Publisher: Dreamspinner Press
Narrator: Andrew McFerrin
It’s dangerous diving for secrets.
When a mega company threatens to take over his family-owned business, programming prodigy Adam Preston escapes the stress with a much-needed vacation in the Dominican Republic. There he meets attractive, intelligent, insightful Jonah James, a scuba dive instructor, and what starts as a holiday fling soon blossoms into much more.
But Jonah has a secret: ten years ago he woke up on an island beach with no idea how he got there… or even who he is. Their paradise may not be as perfect as it seems. When Jonah’s memories come crashing back like waves on the sand, will it be Adam clinging to the proverbial life raft, or will the two men find a safe harbor to ride out the storm?
I may definitely be in the minority on this book, but I can barely say I liked it. I certainly didn’t love it for find it outstanding in any way. And I usually love the Dreamspun Desires stories—all based on old romance tropes. But this time? Not so much. So that’s disappointing. But to be honest, I’m not sure if that’s related to the performance of the narrator who was okay, but didn’t bring anything remarkable to the storytelling, or if it was the story itself. This one is full of angst, most of it self-inflicted, which is definitely the kind that makes me crazy—especially when it’s on a loop, the MC rehashing the same stuff over and over and over again.
But the biggest issue was that the story did not hold my interest. I wanted to fast forward—something I may have done if I was reading the e-book where I could speedread and flip ahead a few pages at a time without missing something really critical, but I couldn’t do that with the audiobook, without worrying about missing possibly important segments. The memory-loss trope was one thing, but the angst and frustration of Adam not being able to get in touch with Jackie after the memory return drove me crazy because it went on and on. And on. Honestly, I hate that in a story. It feels as if there’s a word quota for the book and this is the only way the author can reach it. I’m not saying there was—just that it felt that way.
There’s a line uttered by a secondary character about one hour before the end of the audiobook. At that point, she shouts, “It’s over! Oh, thank God!” And that pretty much summed up how I felt at that point—so much so that I made note of the quote and the time stamp. I desperately wanted the end of the complete frustration of the MISUNDERSTANDING that was making me crazy. I understand that these are resurrections of an old trope, and those old plot devices are to be expected, but the degree of repetitiveness and rehashing of the same situations and feelings in this one was just too much.

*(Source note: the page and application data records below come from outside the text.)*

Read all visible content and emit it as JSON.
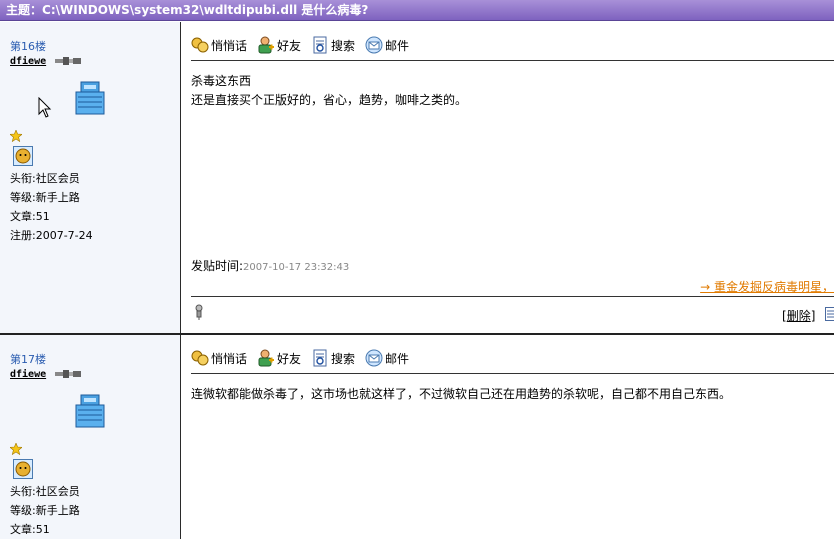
{
  "topic": {
    "label": "主题：",
    "title": "C:\\WINDOWS\\system32\\wdltdipubi.dll 是什么病毒?"
  },
  "tools": {
    "whisper": "悄悄话",
    "friend": "好友",
    "search": "搜索",
    "mail": "邮件"
  },
  "posts": [
    {
      "floor": "第16楼",
      "username": "dfiewe",
      "title_label": "头衔:社区会员",
      "level_label": "等级:新手上路",
      "articles_label": "文章:51",
      "register_label": "注册:2007-7-24",
      "line1": "杀毒这东西",
      "line2": "还是直接买个正版好的，省心，趋势，咖啡之类的。",
      "time_label": "发贴时间:",
      "time_value": "2007-10-17 23:32:43",
      "signature_link": "→ 重金发掘反病毒明星，",
      "delete_label": "删除"
    },
    {
      "floor": "第17楼",
      "username": "dfiewe",
      "title_label": "头衔:社区会员",
      "level_label": "等级:新手上路",
      "articles_label": "文章:51",
      "line1": "连微软都能做杀毒了，这市场也就这样了，不过微软自己还在用趋势的杀软呢，自己都不用自己东西。"
    }
  ],
  "colors": {
    "titlebar": "#8a6fc8",
    "sidebar_bg": "#f3f6fb",
    "floor_link": "#2a5cb0",
    "signature": "#e07a00"
  }
}
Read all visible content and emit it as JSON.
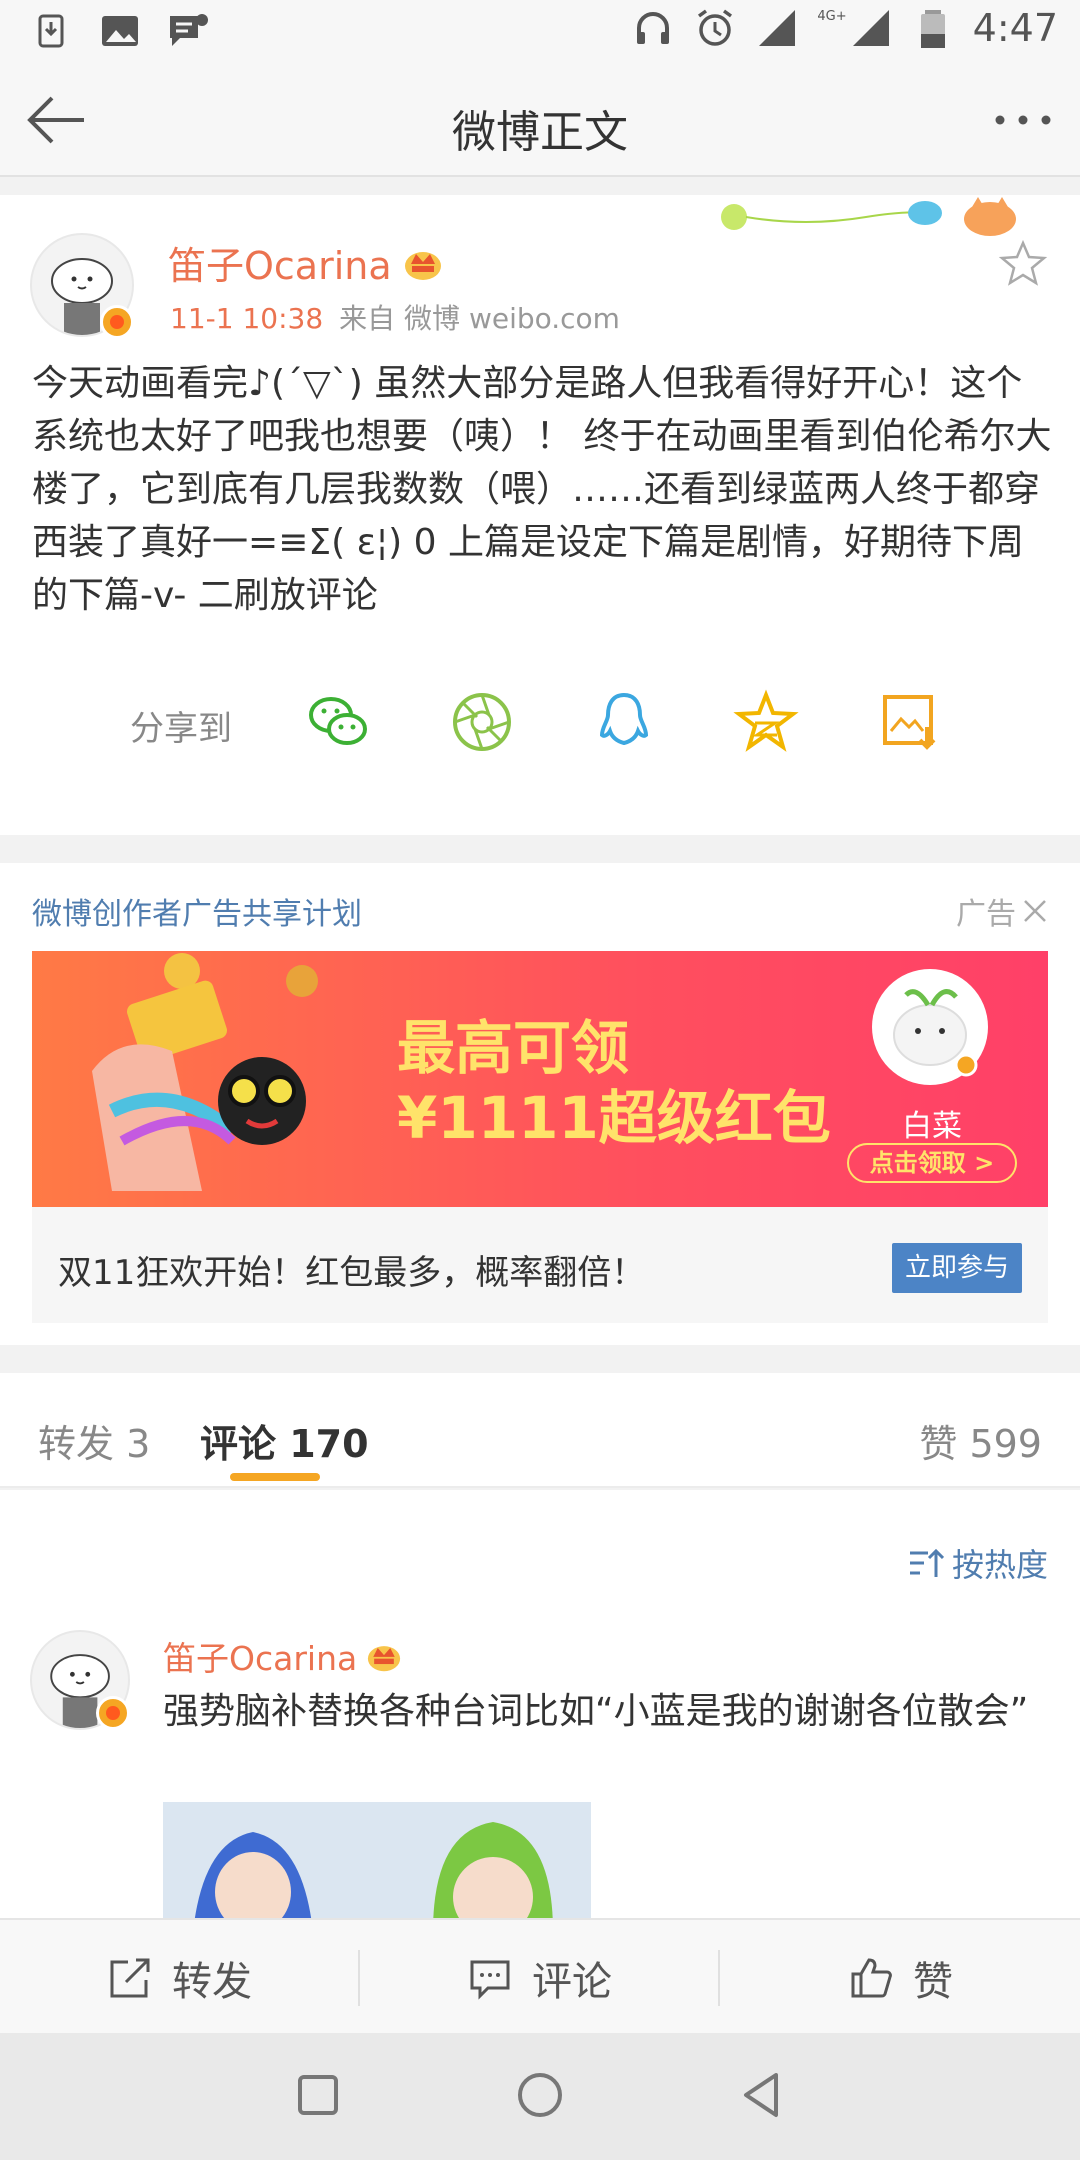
{
  "status_bar": {
    "time": "4:47",
    "network": "4G+"
  },
  "header": {
    "title": "微博正文"
  },
  "post": {
    "author": "笛子Ocarina",
    "time": "11-1 10:38",
    "source": "来自 微博 weibo.com",
    "text": "今天动画看完♪(´▽`) 虽然大部分是路人但我看得好开心！这个系统也太好了吧我也想要（咦）！ 终于在动画里看到伯伦希尔大楼了，它到底有几层我数数（喂）……还看到绿蓝两人终于都穿西装了真好一=≡Σ( ε¦) 0 上篇是设定下篇是剧情，好期待下周的下篇-v- 二刷放评论"
  },
  "share": {
    "label": "分享到",
    "targets": [
      "wechat-icon",
      "moments-icon",
      "qq-icon",
      "qzone-icon",
      "save-image-icon"
    ]
  },
  "ad": {
    "title": "微博创作者广告共享计划",
    "tag": "广告",
    "headline_line1": "最高可领",
    "headline_line2": "¥1111超级红包",
    "brand": "白菜",
    "banner_cta": "点击领取 >",
    "footer_text": "双11狂欢开始！红包最多，概率翻倍！",
    "join_label": "立即参与"
  },
  "tabs": {
    "repost": "转发 3",
    "comments": "评论 170",
    "likes": "赞 599"
  },
  "comments": {
    "sort_label": "按热度",
    "items": [
      {
        "author": "笛子Ocarina",
        "text": "强势脑补替换各种台词比如“小蓝是我的谢谢各位散会”"
      }
    ]
  },
  "actions": {
    "repost": "转发",
    "comment": "评论",
    "like": "赞"
  },
  "colors": {
    "accent_orange": "#eb7350",
    "link_blue": "#507daf",
    "tab_underline": "#f5a623",
    "ad_button": "#4c84c6"
  }
}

All that being said—there were parts I liked. Both MCs were sweethearts and deserved to get together, and both the first hour and the last hour of the audiobook were interesting and enjoyable. Jonah’s friend from the island was a great secondary character and the narrator did her voice so well I forgot a male was narrating her part. But the “meat” of the book? Didn’t enjoy it much for reasons already stated. I’m not going out on a limb to recommend this one to anyone, however, since there are so many more enjoyable books and audiobooks in this series.